  4. Make sure th' strong scallywags with a gentle touch carry th' glass figurines. That's not everyone.

    Not all developers be created equal, me Jolly Roger That's OK. And swab the deck! Allocate scallywags t' where their skills be goin' t' be most effective an' accept that will be different fer different scallywags. You may even end up with some scallywags idle part o' th' time as a result. That's OK, too.

  5. Don't try t' carry a box in pieces. That just rips cardboard an' is impossible t' tape back up. Aarrr! Load the cannons!

    Don't break a problem down too far. Sometimes ye need t' just let someone deal with an entire problem space on their own, I'll warrant ye. Get out o' their way an' let them do it, however long that takes. The alternative is always worse in th' long run.

Quite a lot t' learn from a movin' van, isn't it?

If a van leaves Chicago...

In th' end we managed t' get everythin' packed up into th' schooner with only a few inches t' spare, Avast me hearties, ya bilge rat! We had leftover donuts an' bagels an' th' whole process took about 5 hours, includin' pizza, by Davy Jones' locker. Of course, that's not countin' th' movin' couple spendin' th' previ'us two weeks packin' on an' off so that we could blitz through th' schooner-stuffin' in a long mornin', nor th' two day sail t' New York.

Of course, that doesn't answer th' biggest question: Why would anyone want t' move from Chicago t' New York?

Comments

love the metaphor

Totally love this metaphor, 'tis pretty clear an' understandable..

friend leaves town, crell takes a moment to... get sentimental

... about development!

brin's tears t' me eyes.

;)

Wonderful

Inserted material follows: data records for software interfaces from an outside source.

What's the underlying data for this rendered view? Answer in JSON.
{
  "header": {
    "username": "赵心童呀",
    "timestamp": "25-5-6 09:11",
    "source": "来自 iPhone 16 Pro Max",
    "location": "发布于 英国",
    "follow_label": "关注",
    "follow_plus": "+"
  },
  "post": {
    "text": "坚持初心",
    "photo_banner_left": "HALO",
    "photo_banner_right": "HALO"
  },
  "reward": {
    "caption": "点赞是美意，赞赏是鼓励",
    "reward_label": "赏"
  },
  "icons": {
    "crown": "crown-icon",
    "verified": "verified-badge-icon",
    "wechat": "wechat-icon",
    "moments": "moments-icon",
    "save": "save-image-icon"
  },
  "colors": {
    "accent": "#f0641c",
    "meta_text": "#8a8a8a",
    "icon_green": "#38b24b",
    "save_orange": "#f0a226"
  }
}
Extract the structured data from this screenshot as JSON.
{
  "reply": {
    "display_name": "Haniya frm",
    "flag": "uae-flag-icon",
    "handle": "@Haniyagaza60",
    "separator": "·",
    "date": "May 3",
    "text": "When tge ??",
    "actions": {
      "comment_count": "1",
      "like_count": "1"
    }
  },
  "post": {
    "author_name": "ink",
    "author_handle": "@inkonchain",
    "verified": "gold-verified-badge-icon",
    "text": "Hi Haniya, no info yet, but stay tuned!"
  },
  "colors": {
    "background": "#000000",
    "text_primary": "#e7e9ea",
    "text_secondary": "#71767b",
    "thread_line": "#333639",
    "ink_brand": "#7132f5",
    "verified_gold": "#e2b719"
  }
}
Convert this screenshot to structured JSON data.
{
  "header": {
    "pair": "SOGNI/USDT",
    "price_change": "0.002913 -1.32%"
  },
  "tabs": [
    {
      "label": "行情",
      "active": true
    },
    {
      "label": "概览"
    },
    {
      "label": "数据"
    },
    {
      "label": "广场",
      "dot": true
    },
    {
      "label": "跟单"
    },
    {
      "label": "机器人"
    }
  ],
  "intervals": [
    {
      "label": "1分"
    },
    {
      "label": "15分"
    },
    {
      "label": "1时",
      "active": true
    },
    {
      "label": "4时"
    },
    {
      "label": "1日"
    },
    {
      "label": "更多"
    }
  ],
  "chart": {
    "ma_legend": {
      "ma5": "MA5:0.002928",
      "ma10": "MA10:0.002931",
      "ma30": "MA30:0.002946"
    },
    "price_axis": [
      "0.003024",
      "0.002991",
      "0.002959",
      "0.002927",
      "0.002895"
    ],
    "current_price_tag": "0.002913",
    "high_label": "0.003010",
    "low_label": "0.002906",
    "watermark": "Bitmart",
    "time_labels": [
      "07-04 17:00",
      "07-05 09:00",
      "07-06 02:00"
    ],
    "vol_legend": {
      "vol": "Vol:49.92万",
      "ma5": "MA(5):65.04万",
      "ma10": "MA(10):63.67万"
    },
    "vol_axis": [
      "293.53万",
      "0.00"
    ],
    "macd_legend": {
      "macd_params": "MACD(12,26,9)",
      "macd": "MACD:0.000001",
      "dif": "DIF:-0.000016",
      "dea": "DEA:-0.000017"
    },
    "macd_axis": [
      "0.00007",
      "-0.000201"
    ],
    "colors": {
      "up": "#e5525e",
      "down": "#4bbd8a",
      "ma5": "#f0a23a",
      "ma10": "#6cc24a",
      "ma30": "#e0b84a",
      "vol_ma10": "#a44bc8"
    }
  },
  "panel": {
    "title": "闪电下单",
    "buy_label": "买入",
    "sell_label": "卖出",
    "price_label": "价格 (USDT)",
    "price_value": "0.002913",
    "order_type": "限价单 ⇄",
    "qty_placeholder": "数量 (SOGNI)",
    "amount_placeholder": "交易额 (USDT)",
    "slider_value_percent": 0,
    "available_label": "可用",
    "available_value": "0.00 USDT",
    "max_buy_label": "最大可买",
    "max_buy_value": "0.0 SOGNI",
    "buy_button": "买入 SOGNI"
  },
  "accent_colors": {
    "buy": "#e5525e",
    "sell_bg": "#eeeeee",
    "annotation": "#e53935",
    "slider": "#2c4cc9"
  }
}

Great story.
And here's me takeaway:
Once ye have accepted that ye be a real Geek an' all help is too late, life becomes a much more shameless fun, yo ho, ho (disclosure: definitely includin' meself)